STAMFORD — The Trinity Catholic football team has always been noted for having tough players that get the most out of their ability, and for an offense that would go a few yards and a cloud of dust.
That was due in part because the Crusaders — hopefully for only just a little longer — are one of only two teams with grass fields capable of producing any dust.
Now they also have a vertical game with the capability of being more dangerous than at any time in recent memory.
That was apparent even to those who stopped by the school Saturday afternoon even for only a short time as the Crusaders hosted Westhill in the first step toward the city title. Eighteen minutes and 16 seconds in football time, to be precise.

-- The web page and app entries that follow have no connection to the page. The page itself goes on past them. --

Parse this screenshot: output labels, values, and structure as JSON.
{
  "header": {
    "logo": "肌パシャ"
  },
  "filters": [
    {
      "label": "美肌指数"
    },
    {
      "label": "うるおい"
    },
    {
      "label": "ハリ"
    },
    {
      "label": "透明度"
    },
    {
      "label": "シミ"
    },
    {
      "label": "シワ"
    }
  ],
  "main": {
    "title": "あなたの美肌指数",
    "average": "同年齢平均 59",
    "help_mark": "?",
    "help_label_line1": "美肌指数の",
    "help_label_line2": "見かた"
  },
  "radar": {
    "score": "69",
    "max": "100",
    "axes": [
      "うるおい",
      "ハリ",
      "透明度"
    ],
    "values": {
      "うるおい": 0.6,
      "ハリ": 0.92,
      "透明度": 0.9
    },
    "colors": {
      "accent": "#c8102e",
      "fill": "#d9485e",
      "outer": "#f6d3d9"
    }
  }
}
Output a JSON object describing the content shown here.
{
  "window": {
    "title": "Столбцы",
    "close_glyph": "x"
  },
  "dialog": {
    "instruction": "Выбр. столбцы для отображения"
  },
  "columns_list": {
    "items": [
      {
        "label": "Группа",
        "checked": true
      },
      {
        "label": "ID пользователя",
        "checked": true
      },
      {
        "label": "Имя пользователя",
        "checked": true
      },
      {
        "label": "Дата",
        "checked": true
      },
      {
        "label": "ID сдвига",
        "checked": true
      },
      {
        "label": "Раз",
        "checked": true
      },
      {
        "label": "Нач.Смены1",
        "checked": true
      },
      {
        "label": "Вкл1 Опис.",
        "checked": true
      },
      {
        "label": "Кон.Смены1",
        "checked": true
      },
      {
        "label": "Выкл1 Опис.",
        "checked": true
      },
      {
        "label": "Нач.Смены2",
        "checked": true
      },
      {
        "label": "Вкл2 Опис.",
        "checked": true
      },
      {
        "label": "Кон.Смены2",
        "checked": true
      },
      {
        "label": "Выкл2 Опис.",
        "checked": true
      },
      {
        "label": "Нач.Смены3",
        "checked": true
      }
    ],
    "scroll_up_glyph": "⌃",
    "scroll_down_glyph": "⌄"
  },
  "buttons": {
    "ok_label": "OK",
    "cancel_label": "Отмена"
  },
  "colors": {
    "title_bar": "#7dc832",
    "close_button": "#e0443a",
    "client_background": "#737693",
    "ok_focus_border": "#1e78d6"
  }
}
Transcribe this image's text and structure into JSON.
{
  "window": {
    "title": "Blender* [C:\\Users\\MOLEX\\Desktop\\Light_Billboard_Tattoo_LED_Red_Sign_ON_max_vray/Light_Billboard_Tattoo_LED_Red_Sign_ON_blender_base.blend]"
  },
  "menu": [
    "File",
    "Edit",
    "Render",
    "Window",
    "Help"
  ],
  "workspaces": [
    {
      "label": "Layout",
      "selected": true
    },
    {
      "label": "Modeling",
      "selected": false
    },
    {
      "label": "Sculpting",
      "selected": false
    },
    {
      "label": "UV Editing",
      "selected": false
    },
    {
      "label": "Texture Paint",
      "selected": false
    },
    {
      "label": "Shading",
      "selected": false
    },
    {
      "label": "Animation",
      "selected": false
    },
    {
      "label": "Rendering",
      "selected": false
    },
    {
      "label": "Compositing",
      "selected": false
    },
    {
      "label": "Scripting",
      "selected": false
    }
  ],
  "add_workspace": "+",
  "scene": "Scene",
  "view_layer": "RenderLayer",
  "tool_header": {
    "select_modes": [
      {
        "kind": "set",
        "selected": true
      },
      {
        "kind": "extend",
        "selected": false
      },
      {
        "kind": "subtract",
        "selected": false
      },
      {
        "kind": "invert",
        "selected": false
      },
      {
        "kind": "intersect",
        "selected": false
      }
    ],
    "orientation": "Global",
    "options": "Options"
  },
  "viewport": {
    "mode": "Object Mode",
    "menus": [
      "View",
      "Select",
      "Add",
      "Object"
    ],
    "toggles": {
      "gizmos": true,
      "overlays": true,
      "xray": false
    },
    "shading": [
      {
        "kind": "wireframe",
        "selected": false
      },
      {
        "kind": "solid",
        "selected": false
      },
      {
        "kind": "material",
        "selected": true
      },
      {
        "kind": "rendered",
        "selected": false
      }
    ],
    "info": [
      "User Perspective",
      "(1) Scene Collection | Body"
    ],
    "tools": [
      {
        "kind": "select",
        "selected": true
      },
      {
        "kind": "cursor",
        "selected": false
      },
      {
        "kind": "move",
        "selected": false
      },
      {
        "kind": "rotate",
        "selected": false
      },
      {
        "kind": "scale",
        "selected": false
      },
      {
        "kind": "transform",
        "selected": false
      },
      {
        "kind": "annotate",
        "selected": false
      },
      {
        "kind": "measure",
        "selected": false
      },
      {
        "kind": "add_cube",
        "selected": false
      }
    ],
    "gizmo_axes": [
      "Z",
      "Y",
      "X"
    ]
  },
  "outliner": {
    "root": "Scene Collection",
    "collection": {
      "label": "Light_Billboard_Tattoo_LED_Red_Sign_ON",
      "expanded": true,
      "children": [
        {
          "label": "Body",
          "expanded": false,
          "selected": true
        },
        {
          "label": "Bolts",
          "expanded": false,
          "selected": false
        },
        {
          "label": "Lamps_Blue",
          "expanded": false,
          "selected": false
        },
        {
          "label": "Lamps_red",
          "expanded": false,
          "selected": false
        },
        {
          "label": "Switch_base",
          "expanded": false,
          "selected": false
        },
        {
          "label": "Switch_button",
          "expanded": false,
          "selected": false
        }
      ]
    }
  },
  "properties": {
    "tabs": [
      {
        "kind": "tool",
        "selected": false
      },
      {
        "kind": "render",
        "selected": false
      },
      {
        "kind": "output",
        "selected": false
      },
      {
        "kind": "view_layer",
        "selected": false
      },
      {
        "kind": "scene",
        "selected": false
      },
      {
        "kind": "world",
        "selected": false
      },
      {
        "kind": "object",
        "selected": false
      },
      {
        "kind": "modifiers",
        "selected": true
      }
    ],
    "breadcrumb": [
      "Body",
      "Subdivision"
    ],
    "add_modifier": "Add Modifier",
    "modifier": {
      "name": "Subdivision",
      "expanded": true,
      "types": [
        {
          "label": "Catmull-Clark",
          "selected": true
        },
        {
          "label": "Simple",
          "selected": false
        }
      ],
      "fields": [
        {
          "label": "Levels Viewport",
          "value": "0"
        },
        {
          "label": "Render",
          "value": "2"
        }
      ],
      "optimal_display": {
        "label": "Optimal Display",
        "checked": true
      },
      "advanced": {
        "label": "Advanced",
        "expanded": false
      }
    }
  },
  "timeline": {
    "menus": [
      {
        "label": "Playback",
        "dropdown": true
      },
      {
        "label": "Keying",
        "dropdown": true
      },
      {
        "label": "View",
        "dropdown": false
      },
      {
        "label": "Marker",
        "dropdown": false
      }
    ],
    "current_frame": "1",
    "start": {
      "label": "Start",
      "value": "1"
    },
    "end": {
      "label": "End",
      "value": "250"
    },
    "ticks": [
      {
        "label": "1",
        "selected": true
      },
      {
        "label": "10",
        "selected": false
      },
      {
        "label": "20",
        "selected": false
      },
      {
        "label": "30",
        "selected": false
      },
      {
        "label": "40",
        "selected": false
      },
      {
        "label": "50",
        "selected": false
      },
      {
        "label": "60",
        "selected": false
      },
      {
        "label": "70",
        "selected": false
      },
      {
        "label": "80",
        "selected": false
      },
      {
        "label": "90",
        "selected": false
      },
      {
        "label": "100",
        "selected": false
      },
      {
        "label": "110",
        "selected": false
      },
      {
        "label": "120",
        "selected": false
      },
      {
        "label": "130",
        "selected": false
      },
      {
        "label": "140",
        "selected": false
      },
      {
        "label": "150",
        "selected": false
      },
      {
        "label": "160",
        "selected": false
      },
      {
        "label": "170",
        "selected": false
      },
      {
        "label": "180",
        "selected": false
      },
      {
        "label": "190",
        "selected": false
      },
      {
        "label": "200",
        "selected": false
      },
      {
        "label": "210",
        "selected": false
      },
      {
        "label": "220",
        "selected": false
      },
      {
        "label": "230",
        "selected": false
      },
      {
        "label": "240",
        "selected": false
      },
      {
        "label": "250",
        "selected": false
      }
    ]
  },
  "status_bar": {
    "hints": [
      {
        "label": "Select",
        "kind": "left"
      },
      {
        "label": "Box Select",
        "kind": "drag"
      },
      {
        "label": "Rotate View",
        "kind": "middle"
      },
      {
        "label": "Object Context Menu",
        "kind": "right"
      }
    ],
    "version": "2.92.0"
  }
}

Trinity scored five touchdowns in that span, on only 11 plays. Four of them came on passes from new quarterback Anthony Lombardi to Randy Polonia, the first covering a paltry 18 yards, the second a screen that Polonia danced his way for 80 yards, and the last two bombs of 55 and 76 yards where Lombardi hit his receiver in stride.
That gave the Crusaders a commanding and somewhat surprising 32-7 lead. They were able to withstand a furious rally by the Vikings before improving to 2-0 with a 38-28 win.
“It’s great, but I’m not used to it,” Trinity coach Donny Panapada said about a situation few coaches are accustomed to, but would like to have. “It’s great, but you have to be able to do the other stuff. We have to be a little bit more balanced.”
Still, with the Vikings (1-1) stacking the box and unable to get pressure on Lombardi, Trinity tapped the long distance version of pitch and catch, with Polonia, the pitcher who was the FCIAC baseball player of the year, in a different role.
“It’s great. Anthony has a beautiful ball,” Polonia said. “I try to beat the corners and the safeties outside, and if they try to play me 20 yards off then we’ll beat them underneath. We executed.”
Perhaps the only negative residual is putting the defense on the field for longer stretches, though that had little to do with an exceeding number of penalties that smoothed the way for Westhill, which to its credit never backed down when falling behind by so much so fast.
“We felt like we had some opportunities down the field against them,” Panapada said. “We did it in the first half. They did a better job against it in the second half. We’re going to take what you give us. They crowded the box, which is the way they like to play. They like to be aggressive. But I’m not happy with the penalties. I’m not happy with myself because I got one. We’re not going to keep getting away with that.”
Lombardi, one of the league’s new players making the biggest impacts thus far, also had a 40-yard touchdown pass to Sam Ruzzi early in the third quarter to put the Crusaders up, 38-14, before Westhill’s own transfer quarterback, Frankie Marcucio, scored on a beautifully executed 80-yard option keeper and one-yard bootleg.”
“We did a much better job in the second half because we adjusted more to a zone blitz coverage and Frankie was able to show how athletic he is,” said Westhill coach Frank Marcucio of his son. “We couldn’t get to (Lombardi) in the first half and he was able to throw over us.”
Trinity, which qualified for the state playoffs two years ago, is back on the radar after an 0-11 finish last season. Next week’s home game against Fairfield Warde, also 2-0 after beating Trumbull Friday night for what is believed to be just the second time ever, suddenly has much greater intrigue than it did two weeks ago.
And the Crusaders’ attitude is as bright as their freshly polished air attack.
“It’s great, 2-0 is great,” Polonia said with a huge smile. “But 3-0 is better.”